Tesla has upped it’s capital raise from $1.15B to $1.38B after investors indicated higher demand for the offering. The company initially planned to offer 968,993 common shares and increased that to 1,335,878 shares of stock, raising an additional $350M. In addition to an increase in the common stock offering, Tesla also raised $850M from a convertible debt sale with an additional $127.5M available to the underwriters. The company initially intended to offer $750M in debt and raised that by $100M to meet demand. We will know within 30 days whether the underwriters decide to exercise their options to purchase, which would net Tesla an additional ~$180M. If the underwriters exercise their options, then the total proceeds of the sale will net $1.38B. This capital raise is intended to “de-risk” the company’s financial condition as they focus on getting the Model 3 into production this year.
Tesla’s bond offering of $850M consisted of 2.375% Convertible Senior Notes due March 15, 2022. Compared to previous convertible bond offerings, Tesla increased the interest rate on the bonds while lowering the “conversion” premium. The conversion premium allows for the bond holder to exchange their bond for common stock, Tesla has set the price of that conversion at $327.50, which is roughly 25% above current market value. Previous convertible bond offerings had a conversion premium of 42.5% above their respective market values and interest rates of .25% and 1.25%. (This analysis does not look at the debt offering SolarCity had before the Tesla-SolarCity merger last fall.)
“Secret” Investor Call
On March 16, a user on the Tesla Subreddit revealed that Elon Musk and other company officials were holding a conference call with the investors directly involved in the sale of shares and bonds. Tesla did not announce the call on its Investors Relations page nor provide a transcript of the call.
According to reddit member electricmusk who was affiliated with the raise and attended the call, Elon Musk revealed that there would be no “beta” version of the Model 3. Instead, the company is going straight to an “early release candidate.” In the industry, that normally refers to cars built on the actual assembly line that will be used for normal production.

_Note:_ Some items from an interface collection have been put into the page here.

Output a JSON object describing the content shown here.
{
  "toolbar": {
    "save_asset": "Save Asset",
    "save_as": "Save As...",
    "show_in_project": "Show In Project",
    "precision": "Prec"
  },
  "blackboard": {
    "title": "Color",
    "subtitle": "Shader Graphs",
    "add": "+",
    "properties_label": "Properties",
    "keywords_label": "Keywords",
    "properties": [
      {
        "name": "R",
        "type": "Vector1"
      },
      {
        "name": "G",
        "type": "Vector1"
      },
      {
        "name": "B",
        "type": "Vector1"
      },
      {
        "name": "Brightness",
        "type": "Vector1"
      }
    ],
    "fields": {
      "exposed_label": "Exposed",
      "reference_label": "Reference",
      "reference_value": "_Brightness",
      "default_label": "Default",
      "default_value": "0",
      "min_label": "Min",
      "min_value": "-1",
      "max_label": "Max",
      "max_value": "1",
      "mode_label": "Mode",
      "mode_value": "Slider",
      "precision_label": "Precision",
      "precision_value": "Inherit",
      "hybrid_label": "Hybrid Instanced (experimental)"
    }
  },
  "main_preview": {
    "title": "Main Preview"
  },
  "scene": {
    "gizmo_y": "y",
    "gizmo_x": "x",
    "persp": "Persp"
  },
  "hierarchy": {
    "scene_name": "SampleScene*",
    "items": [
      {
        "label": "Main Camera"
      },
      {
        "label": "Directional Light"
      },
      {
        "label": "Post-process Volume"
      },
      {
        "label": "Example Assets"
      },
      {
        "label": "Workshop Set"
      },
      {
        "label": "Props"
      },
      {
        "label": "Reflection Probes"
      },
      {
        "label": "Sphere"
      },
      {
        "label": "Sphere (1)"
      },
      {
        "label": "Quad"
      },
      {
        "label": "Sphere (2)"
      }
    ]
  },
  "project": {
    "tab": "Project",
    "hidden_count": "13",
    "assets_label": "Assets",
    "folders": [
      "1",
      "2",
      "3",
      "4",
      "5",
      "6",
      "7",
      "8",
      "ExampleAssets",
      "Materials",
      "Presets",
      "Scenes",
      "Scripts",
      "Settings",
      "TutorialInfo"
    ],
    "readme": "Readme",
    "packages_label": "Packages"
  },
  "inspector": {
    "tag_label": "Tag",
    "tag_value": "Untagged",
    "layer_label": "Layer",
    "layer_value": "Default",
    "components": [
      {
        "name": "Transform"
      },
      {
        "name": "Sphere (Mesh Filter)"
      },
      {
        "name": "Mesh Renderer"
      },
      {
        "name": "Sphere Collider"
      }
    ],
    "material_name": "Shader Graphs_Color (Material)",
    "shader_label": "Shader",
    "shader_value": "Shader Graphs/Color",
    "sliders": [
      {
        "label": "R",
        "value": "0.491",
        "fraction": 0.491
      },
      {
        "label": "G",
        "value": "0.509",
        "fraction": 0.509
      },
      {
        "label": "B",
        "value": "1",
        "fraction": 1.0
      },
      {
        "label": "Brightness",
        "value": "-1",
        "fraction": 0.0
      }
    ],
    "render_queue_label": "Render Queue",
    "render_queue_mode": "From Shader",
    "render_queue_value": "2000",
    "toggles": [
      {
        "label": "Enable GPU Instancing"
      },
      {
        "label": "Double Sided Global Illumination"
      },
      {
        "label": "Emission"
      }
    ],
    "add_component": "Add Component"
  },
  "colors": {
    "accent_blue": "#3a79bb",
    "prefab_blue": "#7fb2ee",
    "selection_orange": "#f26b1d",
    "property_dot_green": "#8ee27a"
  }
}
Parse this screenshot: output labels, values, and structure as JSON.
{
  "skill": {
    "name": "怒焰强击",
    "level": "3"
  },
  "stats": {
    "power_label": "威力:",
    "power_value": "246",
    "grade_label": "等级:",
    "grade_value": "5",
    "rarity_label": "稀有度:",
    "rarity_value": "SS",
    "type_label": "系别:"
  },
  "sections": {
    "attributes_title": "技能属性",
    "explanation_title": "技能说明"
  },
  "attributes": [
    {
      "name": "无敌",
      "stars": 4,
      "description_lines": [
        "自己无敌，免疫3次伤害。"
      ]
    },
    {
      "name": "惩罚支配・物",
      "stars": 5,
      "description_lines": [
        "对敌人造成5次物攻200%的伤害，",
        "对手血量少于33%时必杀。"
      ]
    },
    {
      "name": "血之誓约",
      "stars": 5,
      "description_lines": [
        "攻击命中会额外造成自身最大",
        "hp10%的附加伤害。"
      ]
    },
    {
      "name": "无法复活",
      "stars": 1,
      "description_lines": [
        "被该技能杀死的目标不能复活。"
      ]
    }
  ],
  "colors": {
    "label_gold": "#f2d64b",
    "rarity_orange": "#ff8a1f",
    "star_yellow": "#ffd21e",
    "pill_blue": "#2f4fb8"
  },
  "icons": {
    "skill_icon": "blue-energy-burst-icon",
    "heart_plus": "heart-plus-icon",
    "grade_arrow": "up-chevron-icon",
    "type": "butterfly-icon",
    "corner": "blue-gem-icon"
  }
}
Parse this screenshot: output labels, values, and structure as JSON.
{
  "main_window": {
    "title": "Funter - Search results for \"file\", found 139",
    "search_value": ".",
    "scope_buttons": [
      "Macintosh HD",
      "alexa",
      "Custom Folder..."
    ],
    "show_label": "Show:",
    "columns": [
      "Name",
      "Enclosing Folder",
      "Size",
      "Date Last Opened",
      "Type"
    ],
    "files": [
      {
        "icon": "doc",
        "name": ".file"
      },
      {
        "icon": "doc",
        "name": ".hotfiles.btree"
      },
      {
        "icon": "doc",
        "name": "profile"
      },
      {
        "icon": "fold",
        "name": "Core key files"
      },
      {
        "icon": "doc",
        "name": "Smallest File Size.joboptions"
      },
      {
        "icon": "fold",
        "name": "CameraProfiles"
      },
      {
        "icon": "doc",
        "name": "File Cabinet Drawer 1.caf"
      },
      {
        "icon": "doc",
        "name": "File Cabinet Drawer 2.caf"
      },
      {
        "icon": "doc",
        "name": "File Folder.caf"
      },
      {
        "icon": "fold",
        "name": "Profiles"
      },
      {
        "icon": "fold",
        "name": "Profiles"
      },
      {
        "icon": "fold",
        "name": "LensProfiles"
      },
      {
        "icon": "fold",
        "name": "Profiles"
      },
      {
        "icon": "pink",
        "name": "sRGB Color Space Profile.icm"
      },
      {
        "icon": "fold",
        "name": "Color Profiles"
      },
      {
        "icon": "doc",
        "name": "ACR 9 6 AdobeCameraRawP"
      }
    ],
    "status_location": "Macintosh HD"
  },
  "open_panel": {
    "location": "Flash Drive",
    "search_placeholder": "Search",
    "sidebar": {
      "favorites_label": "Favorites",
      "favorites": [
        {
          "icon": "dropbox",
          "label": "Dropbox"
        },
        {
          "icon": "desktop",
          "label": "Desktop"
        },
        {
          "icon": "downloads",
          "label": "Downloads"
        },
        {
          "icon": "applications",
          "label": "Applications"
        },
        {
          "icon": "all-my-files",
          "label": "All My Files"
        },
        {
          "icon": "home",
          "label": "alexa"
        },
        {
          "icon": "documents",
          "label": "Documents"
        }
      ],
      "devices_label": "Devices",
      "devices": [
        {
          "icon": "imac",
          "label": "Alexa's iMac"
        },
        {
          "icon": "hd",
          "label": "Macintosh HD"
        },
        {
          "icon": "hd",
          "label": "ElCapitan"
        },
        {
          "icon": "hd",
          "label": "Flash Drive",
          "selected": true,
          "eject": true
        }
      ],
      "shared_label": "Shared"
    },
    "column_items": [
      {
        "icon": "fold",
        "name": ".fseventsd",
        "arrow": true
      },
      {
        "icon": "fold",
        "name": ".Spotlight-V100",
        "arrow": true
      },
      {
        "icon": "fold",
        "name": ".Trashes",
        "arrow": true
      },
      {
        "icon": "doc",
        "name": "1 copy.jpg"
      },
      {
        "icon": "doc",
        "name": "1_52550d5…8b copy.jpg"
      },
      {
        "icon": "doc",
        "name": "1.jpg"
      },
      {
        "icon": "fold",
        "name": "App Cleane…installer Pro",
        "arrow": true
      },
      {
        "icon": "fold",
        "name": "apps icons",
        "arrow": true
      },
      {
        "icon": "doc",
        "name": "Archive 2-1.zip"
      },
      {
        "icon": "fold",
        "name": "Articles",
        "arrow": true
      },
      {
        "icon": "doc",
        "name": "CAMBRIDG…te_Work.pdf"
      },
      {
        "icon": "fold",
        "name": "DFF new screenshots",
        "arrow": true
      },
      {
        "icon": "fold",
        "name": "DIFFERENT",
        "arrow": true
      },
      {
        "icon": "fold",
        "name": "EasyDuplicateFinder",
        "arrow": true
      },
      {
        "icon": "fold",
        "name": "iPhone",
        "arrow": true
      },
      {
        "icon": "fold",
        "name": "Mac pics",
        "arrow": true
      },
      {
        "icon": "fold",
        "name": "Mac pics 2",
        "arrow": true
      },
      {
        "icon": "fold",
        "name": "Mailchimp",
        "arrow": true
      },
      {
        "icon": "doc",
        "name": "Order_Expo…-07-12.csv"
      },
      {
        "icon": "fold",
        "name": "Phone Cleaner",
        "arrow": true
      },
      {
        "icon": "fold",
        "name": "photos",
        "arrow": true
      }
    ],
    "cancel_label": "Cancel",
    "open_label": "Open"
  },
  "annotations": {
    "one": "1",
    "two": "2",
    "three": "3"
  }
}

If true, that suggests the Model 3 production line is now complete and ready to start producing cars. Later in the conference call, Musk is heard saying “we will be driving it (the early release candidate) within a week or two.” Musk reportedly said that advanced analytical techniques are allowing the company to skip the usual beta phase. He promised the Model 3 will have higher initial quality than either the Model S or Model X because of those analytical tools.
The quick transition to early release candidate cars has some people on Reddit concerned. john_atx, a first day Model 3 reservation holder, explained it this way.
“No, it does mean something. Start of production is July, and they don’t have any cars to test now in the middle of March. So let’s say they can start driving their cars by April. If an issue comes up, they have weeks to get it resolved. Normally you have a fleet of production intent cars driving in all conditions to get data. Tesla won’t have enough time to find the problems and implement corrective actions before Start of Production.”
Those who were able to listen in on the conference call report one other interesting tidbit. At one point, Elon Musk is heard to say — albeit indistinctly — that Tesla will transition to the 2170 battery cells for the battery packs in its Model S and Model X cars “by the end of the year,” according to reddit user electricmusk. Tesla’s 2170 lithium ion cells are currently being manufactured at Gigafactory 1 and being used in its commercial and home energy storage systems. The cells will also be used in the upcoming mass market Model 3 sedan.